An open letter from my friend Claire...
Dear Tim and your fellow band members (of Les Savy Fav),
I attended Field Day at Victoria Park, London on Saturday 9th August. You may remember me as the one whom you threw an entire bucket of water on.
I wanted to write to you, and share my utter disdain at this show with friends, people in the music industry, concert promoters, and other musicians. I feel that your show on Saturday was a very distressing experience.
I am a great fan of Les Savy Fav. I was very excited to see you play, so much that I wanted to be as close to the stage, the sound, the experience of the show, as possible. Standing on the perimeter of a live show, when it's a band you love, just isn't quite the same as being close to the front. However, my sentiment doesn't come from a desire to be in the thick of a mosh pit, more the sense that people toward the front of a show tend to be more enthusiastic which can create a fantastic atmosphere in which to enjoy the music.
After about three songs the mosh pit started to get quite rough. Men were pushing each other in that cliched way of 'potentially hurting your fellow music fan is punk rock cool'. I was pushed so hard that I fell over. I was on the ground amongst a sea of males with large, head kicking tendencies, trying to retrieve my bag which was quickly becoming out of reach. The sight of being on the ground seeing all these feet coming so close to my head was truly terrifying. I managed to get my bag but decided to stand my ground and stay where I had every RIGHT to be.
The mosh pit continued behind me. At one point I turned around and screamed to the men behind me, to stop moshing. The response? "It wasn't me!".
Soon after you threw a bucket of water on me. Were you trying to disperse the mosh pit? Were you trying to be crazy rock-star eccentric? If you were trying to dispel the intensity of the mosh pit - why did you not speak into the microphone you were holding and directly tell the crowd IT IS NOT ACCEPTABLE TO HURT THE PERSON NEXT TO YOU.
As this was an outdoor festival, during daylight hours, there were no lights shining on the stage, blinding you from what was ocurring under your nose. I can't fathom your reasons for not stopping the show, taking care of your fans and putting our safety first. I guess that's just not cool to be concerned with safety. Surely an intelligent band like Les Savy Fav doesn't think it's punk rock to have your fans kick the shit out of each other and perpetuate the sexist environment that moshing and stage diving creates.
The general sentiment amongst my friends after the show finished (and after I expressed my utter frustration at the situation), was that "it's a mosh pit, what do you expect?". I was told by one male 'friend' that I should just stand to the side and it would have been fine.

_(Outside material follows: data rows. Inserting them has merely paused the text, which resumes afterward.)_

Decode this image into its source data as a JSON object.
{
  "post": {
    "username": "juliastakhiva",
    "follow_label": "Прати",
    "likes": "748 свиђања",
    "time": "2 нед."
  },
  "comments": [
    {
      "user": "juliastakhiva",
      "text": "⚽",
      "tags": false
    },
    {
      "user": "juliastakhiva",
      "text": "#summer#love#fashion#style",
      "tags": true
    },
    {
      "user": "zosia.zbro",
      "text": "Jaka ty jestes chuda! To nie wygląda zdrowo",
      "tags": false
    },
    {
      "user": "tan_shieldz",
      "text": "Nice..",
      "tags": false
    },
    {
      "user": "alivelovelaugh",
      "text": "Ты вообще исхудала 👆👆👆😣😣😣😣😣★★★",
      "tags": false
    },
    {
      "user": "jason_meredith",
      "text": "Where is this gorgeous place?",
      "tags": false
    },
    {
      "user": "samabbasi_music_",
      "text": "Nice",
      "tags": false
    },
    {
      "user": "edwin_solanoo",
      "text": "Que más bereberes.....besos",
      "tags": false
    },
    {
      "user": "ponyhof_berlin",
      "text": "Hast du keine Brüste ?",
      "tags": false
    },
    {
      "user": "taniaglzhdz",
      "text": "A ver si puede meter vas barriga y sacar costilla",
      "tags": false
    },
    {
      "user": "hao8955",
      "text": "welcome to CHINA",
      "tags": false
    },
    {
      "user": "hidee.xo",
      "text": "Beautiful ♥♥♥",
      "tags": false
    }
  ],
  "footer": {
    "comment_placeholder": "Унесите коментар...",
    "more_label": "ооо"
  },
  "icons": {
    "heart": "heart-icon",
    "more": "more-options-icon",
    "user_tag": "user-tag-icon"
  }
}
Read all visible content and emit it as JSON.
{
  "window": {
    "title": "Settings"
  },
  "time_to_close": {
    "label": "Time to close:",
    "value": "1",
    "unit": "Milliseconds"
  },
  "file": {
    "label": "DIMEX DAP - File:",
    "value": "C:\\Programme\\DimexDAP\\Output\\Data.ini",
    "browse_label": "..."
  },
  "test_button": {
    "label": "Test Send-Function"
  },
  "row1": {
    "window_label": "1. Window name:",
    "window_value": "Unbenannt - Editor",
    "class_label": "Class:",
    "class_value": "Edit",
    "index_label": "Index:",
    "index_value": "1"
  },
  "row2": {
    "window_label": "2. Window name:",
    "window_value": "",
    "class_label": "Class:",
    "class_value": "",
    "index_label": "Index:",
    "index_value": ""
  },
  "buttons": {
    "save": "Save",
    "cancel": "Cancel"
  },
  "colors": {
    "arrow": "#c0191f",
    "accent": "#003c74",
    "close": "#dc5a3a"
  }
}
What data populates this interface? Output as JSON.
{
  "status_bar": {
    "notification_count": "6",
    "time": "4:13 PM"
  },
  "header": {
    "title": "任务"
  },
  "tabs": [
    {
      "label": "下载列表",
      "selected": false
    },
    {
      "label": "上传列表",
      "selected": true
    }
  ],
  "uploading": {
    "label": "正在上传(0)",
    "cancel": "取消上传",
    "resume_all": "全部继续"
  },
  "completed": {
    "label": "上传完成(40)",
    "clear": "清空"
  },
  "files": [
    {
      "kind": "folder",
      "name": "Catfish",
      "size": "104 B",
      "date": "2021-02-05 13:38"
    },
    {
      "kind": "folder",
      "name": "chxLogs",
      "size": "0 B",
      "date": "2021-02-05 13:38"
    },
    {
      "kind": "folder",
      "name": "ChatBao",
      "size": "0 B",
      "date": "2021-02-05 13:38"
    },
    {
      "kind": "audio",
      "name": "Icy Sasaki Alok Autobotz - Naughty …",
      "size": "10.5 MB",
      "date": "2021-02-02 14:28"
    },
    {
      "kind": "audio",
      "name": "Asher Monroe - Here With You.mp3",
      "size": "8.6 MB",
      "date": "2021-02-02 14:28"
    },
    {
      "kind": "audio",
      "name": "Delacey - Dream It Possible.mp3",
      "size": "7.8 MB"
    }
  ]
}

These comments reminded me of the common saying "she was wearing a short skirt, she was asking for it".
I had every right in the world to stand where I did without the threat of violence. It distresses me greatly to think most people feel I should adjust my behaviour to suit the situation - and not the males of the audience who were creating the situation - and the band that did nothing to dispel the situation.
As a band you have a responsibility toward your fans. I don't believe you couldn't have seen what was ocurring in the audience. You spent a large part of the show in the audience. Security were pulling out stage divers - however their role is merely crisis management. Cultural change doesn't come about by stage divers being plucked from the audience while the band plays on, ignoring what, clear as day, is ocurring.
Next time you play a live show, please remember that it's not very nice to alienate half your fans - the women. It's NOT cool to have fans become violent - it's not a signifier that your music is superior. All this behaviour does is feed an ape-like, male mentality that disregards women and perpetuates sexism in an industry that is already plagued by it. You have a responsibility as a band playing live to take care of your fans, you have a responsibility as a human being to make sure your actions don't exacerbate any violent situation.
And for the record for anyone who has already formed an opinion of me -
I am a FEMINIST and proud.
Feminism is not a dirty word
I have been going to shows for 17 years and rocked out to plenty without the threat of violence. It is not a utopian ideal constricted to sleater kinney or fugazi fans.
The ethos of punk rock never had anything to do with male bravado cock rocking violence.
To all bands and male concert fans - please, put your dicks back in your pants, play some music and respect the person next to you.